Hit the Rainy River for Monster Walleyes

The Rainy River, which feeds Lake of the Woods bordering Minnesota and Ontario, is home to some of the best walleye fishing on the planet. From the third week in March until the end of April, the walleyes are in pre-spawn/spawn and put on the feed bag in the area between Baudette, Minn. and Emo, Ont.

This is shallow-water river action at its best. Finding current breaks in this system around the slow tapering shores is the key to bigger fish, which are spread out here. You may not catch a ton, but they will be big ones. If you are after eating-size fish as well as quantity, head to the deeper breaks and use heavier jigs.

While you don’t need a large boat to fish this river, a good GPS unit and a powerful trolling motor are key. Water level and current speed dictates whether you should pull slowly upstream or slip downstream. (This can be made easier with the introduction of Minn Kota’s Terrova i-Pilot trolling motor, and others.)

With the “constant” feature, you can adjust the proper speed and hold it constant. With the autopilot you can head in a course and stay on in, regardless of changes in wind or current. And with the anchor lock feature you can lock and hold in a spot, just like dropping the anchor. If you have the upgraded link feature, when you hit the anchor lock button it will mark a GPS point on your Humminbird unit so that you can return to that hot spot quickly and easily.

Coldwater walleyes equal coldwater plastics.

While many anglers employ the traditional jig-n minnow, trophy hunters Luke Haugland and Bob Gillispie have more faith in plastics, specifically when targeting larger fish. Big bright walleye plastics, like B-Fish-N Tackle’s 3.2-inch  Pulse-R and 4-inch Moxi Ringworms, elicit hard strikes from walleyes that would barely bite your minnow. Besides the plastic, the right jig head is key to matching the fish’s mood for the day.

A heavier 3/8-ounce B-Fish-N H20 jig will keep the jig tight on the bottom where these larger fish lay belly-to-bottom. Make a pitch toward shore and slowly drag it back to the boat. Lighter weights like 1/4 or 5/16 ounce allow the ringworm to “slide” back, which is another great retrieve method. Simply cast toward shore and allow the current to slide the jig to the back of the boat and then reel in slowly. In these shallow areas, fish can be anywhere from 6 inches right up onshore to 5 feet right under the boat—it is best to have several rods rigged with different weight and color combinations.
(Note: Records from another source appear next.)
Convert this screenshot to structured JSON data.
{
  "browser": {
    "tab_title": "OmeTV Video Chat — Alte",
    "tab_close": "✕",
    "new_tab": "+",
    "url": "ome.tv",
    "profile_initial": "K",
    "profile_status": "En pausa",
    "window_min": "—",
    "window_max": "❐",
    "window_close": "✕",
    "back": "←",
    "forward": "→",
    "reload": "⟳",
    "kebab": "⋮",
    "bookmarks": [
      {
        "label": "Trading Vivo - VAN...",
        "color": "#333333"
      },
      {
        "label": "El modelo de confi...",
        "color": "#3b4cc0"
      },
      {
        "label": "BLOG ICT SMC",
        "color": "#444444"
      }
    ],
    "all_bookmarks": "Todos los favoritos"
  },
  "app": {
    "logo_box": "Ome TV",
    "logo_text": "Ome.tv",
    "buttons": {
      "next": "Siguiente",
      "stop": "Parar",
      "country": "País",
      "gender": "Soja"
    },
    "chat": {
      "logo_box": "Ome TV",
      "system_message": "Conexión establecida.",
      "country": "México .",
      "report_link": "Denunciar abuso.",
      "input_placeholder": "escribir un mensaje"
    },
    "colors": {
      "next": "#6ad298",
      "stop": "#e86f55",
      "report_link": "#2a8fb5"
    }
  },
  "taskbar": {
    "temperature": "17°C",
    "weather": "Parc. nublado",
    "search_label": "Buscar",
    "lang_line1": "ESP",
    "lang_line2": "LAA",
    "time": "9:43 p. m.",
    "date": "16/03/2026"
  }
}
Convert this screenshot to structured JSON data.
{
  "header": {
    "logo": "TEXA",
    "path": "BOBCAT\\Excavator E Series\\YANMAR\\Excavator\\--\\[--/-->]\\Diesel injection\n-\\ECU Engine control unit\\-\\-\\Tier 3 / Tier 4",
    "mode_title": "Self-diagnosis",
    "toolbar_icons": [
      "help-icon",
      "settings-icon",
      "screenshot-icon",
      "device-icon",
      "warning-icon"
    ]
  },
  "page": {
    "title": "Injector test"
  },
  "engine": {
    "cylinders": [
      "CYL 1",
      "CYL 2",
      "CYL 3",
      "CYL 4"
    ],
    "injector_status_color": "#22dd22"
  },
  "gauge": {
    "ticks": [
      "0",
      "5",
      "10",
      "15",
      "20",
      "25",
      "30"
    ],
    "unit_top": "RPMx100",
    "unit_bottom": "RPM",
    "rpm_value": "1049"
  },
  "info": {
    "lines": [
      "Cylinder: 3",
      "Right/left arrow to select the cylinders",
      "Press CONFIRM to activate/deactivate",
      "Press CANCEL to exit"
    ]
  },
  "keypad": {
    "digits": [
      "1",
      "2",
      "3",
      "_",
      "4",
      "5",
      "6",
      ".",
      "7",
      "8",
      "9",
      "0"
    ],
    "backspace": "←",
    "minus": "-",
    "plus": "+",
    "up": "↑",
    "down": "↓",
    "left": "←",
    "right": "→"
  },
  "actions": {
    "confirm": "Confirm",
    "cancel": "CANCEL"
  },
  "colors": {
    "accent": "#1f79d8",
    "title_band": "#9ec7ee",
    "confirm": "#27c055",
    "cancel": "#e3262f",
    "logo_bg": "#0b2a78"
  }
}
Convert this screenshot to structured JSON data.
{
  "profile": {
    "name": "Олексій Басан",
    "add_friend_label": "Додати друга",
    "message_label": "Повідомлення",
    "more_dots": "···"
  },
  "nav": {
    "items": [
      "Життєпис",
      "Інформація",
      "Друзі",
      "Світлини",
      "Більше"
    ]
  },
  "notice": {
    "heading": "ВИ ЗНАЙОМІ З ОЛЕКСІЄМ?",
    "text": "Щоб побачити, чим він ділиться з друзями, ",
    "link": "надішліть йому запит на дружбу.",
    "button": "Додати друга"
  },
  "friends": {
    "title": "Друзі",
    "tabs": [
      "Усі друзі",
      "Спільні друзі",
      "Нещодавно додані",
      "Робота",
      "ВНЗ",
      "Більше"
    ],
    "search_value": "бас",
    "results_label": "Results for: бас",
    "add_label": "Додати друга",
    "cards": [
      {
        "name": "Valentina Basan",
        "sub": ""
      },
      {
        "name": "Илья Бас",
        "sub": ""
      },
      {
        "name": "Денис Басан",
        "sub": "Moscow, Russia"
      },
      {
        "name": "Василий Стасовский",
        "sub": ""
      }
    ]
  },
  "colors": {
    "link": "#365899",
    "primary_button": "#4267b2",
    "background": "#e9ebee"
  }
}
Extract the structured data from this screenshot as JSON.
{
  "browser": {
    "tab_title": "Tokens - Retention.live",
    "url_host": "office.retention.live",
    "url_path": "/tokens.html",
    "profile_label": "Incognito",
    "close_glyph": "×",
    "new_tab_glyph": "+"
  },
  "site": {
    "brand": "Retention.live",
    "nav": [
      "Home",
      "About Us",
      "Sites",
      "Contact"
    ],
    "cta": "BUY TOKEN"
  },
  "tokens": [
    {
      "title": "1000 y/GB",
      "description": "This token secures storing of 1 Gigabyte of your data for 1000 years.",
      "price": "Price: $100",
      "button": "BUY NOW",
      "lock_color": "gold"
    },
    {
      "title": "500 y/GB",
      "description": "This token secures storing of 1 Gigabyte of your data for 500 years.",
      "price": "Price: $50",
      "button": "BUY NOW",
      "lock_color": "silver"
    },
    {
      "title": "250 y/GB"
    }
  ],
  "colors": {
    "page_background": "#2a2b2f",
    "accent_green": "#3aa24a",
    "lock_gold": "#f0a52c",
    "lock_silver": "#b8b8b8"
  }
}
The difference between the Moxi and traditional ringworm is the size and action. The Moxi has a huge thumper tail that creates a lot of disturbance. The body of the Moxi is fat, giving a much larger profile. The Pulse-R on the other hand, has the same body shape and size, but has a paddle tail, which is in constant motion, even at the slowest speed.

They use 6 1/2-foot rods with quick tips and spool the reels with fluorescent Power Pro Slick 20-pound-test. This ultrathin (same as 6-pound mono) gives you excellent feel of every rock your jig touches, and cuts through the water, giving minimal drag. I like the high-visibility yellow color, which allows me to see the line jump and doesn’t scare the fish in this dingy water. Top colors are Chartreuse Orange core, Chartreuse Pepper, Goldcracker with a Chartreuse tail and Chartreuse with a Green core.

While many anglers hit the ice on Lake of the Woods and Rainy Lake at the end of the ice-angling season, Luke and Bob will be hitting the open-water portions of the Rainy River for the biggest walleyes of the season, and so should you.

     Editor’s note: In addition to incredible spring river-walleye fishing, the Rainy River boasts a good population of sturgeon, as well as smallmouth bass. A number of public launches provide access to the river, at points all along this border water. Check Minnesota regulations, regarding species, size restrictions and fishing on an international border water. The city of International Falls, Minn. boasts excellent services and amenities for anglers and a number of hotels geared to accommodate sportsmen and their boats/trailers.   

Walt Matan and his father Poppee are the chief lure designers for Custom Jigs & Spins. For more information and to see all of Custom Jigs & Spins tackle log on to customjigs.com or call 800-831-5535 for a free, all-new catalog.